CATALPA, NOT JUST A SIDE STREET (04/19)
How often have you walked by a tree and wondered what type of a tree it was? Often, I presume. Such was the case with me and this tree:
It is sometimes called the “Cigar Tree” because the pods visible in the picture above continue to brown. (thus looking like cigars)
The Catalpa tree is found in forests from southern Illinois and Indiana to western Tennessee and Arkansas. First cultivated in 1754, the wood was used for fence posts and railroad ties because of its resistance to rot coupled with the fast growth rate of the tree. In the south, Catalpa trees are traditional sources of fish bait. Catalpa worms, the larvae of Catalpa Sphinx Moths, are eagerly sought in early summer by anglers.
And my Mom would be happy to know that hummingbirds visit these trees.
BOOK IT (04/20)
I learned a bit about book binding:
signature |’signə ch ər; – ch oŏr|
3. Printing a letter or figure printed at the foot of one or more pages of each sheet of a book as a guide in binding.
• a printed sheet after being folded to form a group of pages.
LOOK UP! (but I don’t see anything!)* (04/21)
Perseids |’pərsēidz| Astronomy
an annual meteor shower radiating from a point in the constellation Perseus, reaching a peak about August 12.
Read more at BBC’s website.

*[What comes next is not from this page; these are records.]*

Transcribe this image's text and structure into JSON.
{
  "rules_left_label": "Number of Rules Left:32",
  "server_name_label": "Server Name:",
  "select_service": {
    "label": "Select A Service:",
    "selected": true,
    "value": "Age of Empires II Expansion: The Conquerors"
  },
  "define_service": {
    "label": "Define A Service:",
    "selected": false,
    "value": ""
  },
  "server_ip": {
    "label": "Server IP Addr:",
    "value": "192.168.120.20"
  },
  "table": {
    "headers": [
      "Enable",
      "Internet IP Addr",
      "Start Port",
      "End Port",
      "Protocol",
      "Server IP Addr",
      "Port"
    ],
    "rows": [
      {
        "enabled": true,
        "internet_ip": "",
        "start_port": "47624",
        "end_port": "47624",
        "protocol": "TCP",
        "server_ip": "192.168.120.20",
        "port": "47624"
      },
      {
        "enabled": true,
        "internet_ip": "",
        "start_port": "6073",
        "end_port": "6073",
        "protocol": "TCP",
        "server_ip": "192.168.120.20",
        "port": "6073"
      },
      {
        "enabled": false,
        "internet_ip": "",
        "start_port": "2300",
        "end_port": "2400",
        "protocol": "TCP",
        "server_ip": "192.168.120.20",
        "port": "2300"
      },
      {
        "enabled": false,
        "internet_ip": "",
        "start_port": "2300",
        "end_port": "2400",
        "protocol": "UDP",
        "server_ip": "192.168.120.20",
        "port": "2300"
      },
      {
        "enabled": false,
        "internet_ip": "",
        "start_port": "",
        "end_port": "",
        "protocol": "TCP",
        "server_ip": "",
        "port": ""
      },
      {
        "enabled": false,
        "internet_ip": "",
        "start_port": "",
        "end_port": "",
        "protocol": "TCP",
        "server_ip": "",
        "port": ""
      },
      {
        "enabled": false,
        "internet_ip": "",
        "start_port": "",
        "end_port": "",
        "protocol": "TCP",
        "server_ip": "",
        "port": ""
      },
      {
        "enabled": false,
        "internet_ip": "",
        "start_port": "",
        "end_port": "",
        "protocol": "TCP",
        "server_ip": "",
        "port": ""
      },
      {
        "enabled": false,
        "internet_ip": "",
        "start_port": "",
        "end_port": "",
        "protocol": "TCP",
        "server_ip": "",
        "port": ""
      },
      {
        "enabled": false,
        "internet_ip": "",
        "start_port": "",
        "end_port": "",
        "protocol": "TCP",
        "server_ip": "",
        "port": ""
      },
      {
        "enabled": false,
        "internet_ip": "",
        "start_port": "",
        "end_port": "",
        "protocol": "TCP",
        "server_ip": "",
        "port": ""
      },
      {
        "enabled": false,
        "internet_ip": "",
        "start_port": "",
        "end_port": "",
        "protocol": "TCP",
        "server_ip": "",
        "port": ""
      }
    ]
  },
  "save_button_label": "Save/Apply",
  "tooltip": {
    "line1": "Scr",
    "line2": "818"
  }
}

*title in reference to an old Detroit Edison commercial featuring Isiah Thomas.
OH DEERE! (04/22)
While sitting in a concept meeting for a book about the John Deere company I learned the following:
The first John Deere tractor was not made until 1912. However, the company began in 1837 selling plows and parts
to read a full chronological history visit Deere.com
I have always love sand dollars. In fact, I remember learning about them in grade school (Catholic School) and something religious being taught about them. (which I found a poem explaining this here.)
Recently, sand dollars came up in a conversation and their genus was questioned. (My guess was there were related to a sponge, I was wrong.)
Sand dollars are of the Phylum Echinodermata, class Echinoidea. They, like the sea urchin, have no arms or legs but move around by tiny spines on their body. Sand dollars are usually found lying in a bed buried under a layer of sand. If a sand dollar is found alive it will appear to have a layer of very fine hair on its body. These are the spines. They are a slow moving grazer that feeds on disintegrating organic material found within their sand beds.